I suspect our argument might be hard to swallow for some. Importantly, this does not detract from or denigrate the benefits experienced by individuals hosting or attending Death Cafés. Rather, our analysis is sociological, placing the impetuous to engage in death talk and specifically the Death Café initiative in a wider societal context and engaging critically with it. This, in turn, might aid us both to understand and possibly to critique elements of our own societies. Indeed, I am partial to Bauman’s admittedly rather bleak theories because I believe they touch on something fundamental regarding what it means to be an individual today. 

Our article was a long time in the making. My employment with the End of Life Studies Group ended in February 2020 with the conclusion of Professor Clark’s Wellcome Trust funded study. Unbeknownst to me at the time, my departure and return to my native Norway came to coincide with the end of the world as we knew it. Continuing to work on our research digitally has provided a sense of continuity in the face of irremediable rupture. Meanwhile, Death Café continues to grow. Indeed, as PhD student Solveiga Zibaite has documented, the initiative has thrived online during the pandemic. According to many, there is an increased desire to talk about death due to these frightening times. Unquestionably, the very real threat of death posed by Covid-19 has forced many of us to reckon with mortality. Yet, in ending, I once more want to suggest we take a cue from Bauman. Might this reflect not simply a desire to talk about death, but again, something else? I would argue that the pandemic and consequent lockdowns, restrictions, and longwinded uncertainties, may give rise to a desire for spaces that provide comfort, meaning, and not least a sense of connection and togetherness to assuage our fears, uncertainties, loneliness, and loss of bearings. 

My continued gratitude to Professor David Clark for the opportunity to do this engaging work, to Dr Naomi Richards for the fruitful collaboration, and to the Death Café organisers across the world, who generously donated their time, often in defiance of poor internet connections (on one or both ends), the occasional failing camera, differing time-zones and language barriers, to share something they believe in. 

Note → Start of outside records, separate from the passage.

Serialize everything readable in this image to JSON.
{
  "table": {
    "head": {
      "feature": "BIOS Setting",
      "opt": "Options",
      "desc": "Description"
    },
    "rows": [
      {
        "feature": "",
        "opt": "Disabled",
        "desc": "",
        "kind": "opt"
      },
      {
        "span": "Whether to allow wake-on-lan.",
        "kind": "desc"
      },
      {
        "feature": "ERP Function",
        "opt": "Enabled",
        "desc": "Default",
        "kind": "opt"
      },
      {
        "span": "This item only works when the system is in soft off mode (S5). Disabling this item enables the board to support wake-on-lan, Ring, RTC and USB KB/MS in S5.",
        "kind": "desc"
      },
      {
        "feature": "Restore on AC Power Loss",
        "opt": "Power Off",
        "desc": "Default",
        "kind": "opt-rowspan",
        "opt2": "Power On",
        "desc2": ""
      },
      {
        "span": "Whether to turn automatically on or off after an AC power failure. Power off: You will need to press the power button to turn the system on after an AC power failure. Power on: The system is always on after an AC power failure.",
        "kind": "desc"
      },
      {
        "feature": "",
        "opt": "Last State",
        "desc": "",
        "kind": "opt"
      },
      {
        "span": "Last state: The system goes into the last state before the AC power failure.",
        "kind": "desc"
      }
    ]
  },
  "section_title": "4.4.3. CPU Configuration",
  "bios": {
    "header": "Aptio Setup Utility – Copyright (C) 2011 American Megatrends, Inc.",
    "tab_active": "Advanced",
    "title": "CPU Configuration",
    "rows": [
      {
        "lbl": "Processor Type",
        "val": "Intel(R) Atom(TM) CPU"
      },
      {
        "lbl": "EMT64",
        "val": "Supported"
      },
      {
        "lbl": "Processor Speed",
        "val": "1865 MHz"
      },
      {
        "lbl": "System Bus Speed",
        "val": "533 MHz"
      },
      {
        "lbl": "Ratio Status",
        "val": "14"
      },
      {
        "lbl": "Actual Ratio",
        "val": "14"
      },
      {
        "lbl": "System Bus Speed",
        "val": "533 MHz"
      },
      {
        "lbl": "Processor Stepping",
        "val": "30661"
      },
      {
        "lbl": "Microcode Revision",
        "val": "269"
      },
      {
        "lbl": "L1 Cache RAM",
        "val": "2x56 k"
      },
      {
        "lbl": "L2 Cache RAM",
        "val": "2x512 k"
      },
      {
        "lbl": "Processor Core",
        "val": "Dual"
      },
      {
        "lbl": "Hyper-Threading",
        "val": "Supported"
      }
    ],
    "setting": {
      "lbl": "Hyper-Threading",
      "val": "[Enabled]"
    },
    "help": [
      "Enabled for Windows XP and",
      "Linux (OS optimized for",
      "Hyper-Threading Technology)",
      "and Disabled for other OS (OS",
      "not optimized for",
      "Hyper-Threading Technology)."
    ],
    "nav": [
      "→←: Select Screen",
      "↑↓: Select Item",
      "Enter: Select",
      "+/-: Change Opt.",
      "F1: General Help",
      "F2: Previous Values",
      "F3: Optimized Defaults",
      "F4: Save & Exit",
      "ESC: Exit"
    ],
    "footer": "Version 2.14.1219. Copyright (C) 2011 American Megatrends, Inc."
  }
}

Categories: death cafe, Publications, Uncategorised

Gitte Koksvik

Dr Gitte Koksvik is a researcher in Applied Ethics in the Department of Philosophy and Religious Studies at the Norwegian University of Science and Technology (NTNU). She is an affiliate of the End of Life Studies Group at the School of Interdisciplinary Studies, University of Glasgow (Dumfries campus) where she previously worked as a postdoctoral research associate. She holds an MA in philosophy and PhD in Social Anthropology. Her PhD (Blurry lines and spaces of tension. Clinical-ethical and Existential issues in Intensive Care: A study of three European Intensive Care Units, 2016, NTNU) . Her research interests include: end of life care; palliative care; assisted dying; ethics of care; understandings of suffering and time; and constructions of meaning and identity in postmodernity.

Leave a Reply

Your email address will not be published.

This site uses Akismet to reduce spam. Learn how your comment data is processed.